The state of Maharashtra has banned black magic (Reuters)
An Indian state has banned black magic a day after a prominent atheist activist who supported the ban was murdered. The bill to outlaw occult practices had languished for eight years before it was suddenly enacted.
Narendra Dabholkar was shot dead by two gunmen on motorbikes in Pune city. He had campaigned for a law to ban black magic for years.
A state official said that a temporary law would be put in place until full approval by the state assembly made it permanent.
The Maharashtra Prevention and Eradication of Human Sacrifice and Other Inhuman, Evil Practices and Black Magic Bill is aimed at preventing black magic practitioners exploiting vulnerable people.
The legislation is expected to make it illegal to beat a person during an exorcism or to raise money by claiming to be able to perform miracles.
Dabholkar founded the Committee for the Eradication of Blind Faith 20 years ago and encountered resistance from Hindu nationalists who said the law would stifle religious freedoms.
Protests in Pune
In an AFP interview two years ago, Dabholkar said the bill would not oppress religious believers.

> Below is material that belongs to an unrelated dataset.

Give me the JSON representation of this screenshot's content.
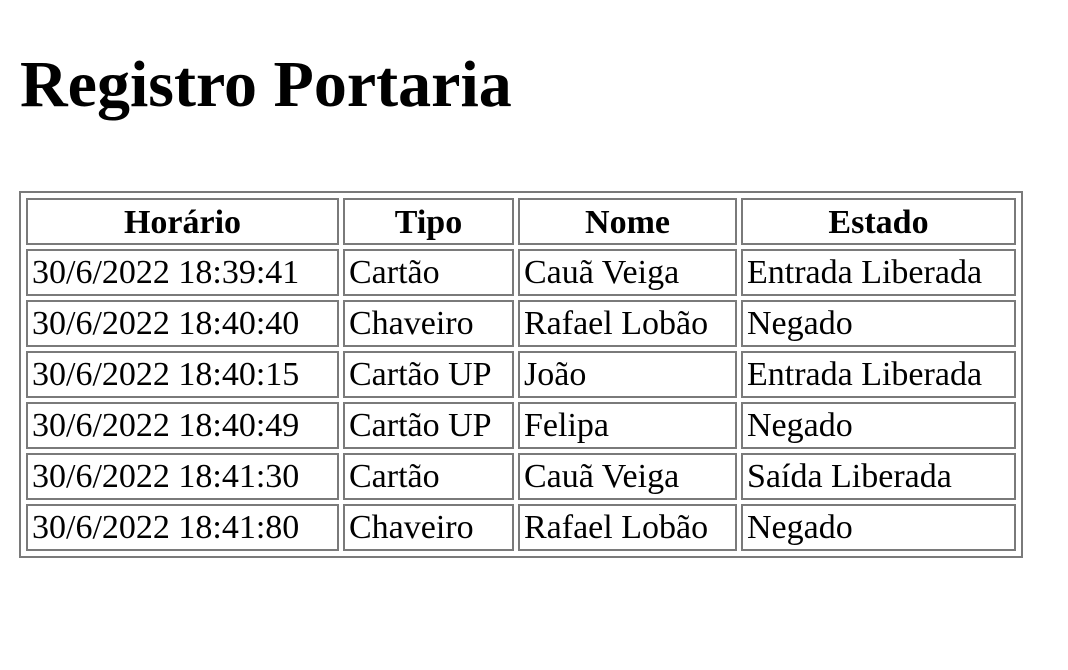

"In the whole of the bill, there's not a single word about God or religion," he said. "The Indian constitution allows freedom of worship and nobody can take that away. This is about fraudulent and exploitative practices."
Up to 90% of Pune's businesses and shops closed down in protest on news of Dabholkar's murder. Protests were also held in Mumbai.
Police chief Gulabrao Pol said there had been no progress in fidning Dabholkar's assailant.
Dabholkar, thought to be 69, was cremated 100km from Pume in his hometown of Satara.
Sanal Edamaruku, who also campaigned for the bill, said the original legislation had been "diluted" by a number of special interest groups.
"The original form was very powerful and would have been very useful," he said. "[People] should take inspiration [from Dabholkar]."
Maharashtra's chief minister, Prithviraj Chavan, who attended Dabholkar's funeral, said his murder was akin to the assassination of Mahatma Gandhi.
He told NDTV: "The way Gandhi's voice was suppressed, the same way Dr Narendra Dabholkar's views and its power were killed by people who did not agree with it. The government will find out the killers."
To contact the editor, e-mail: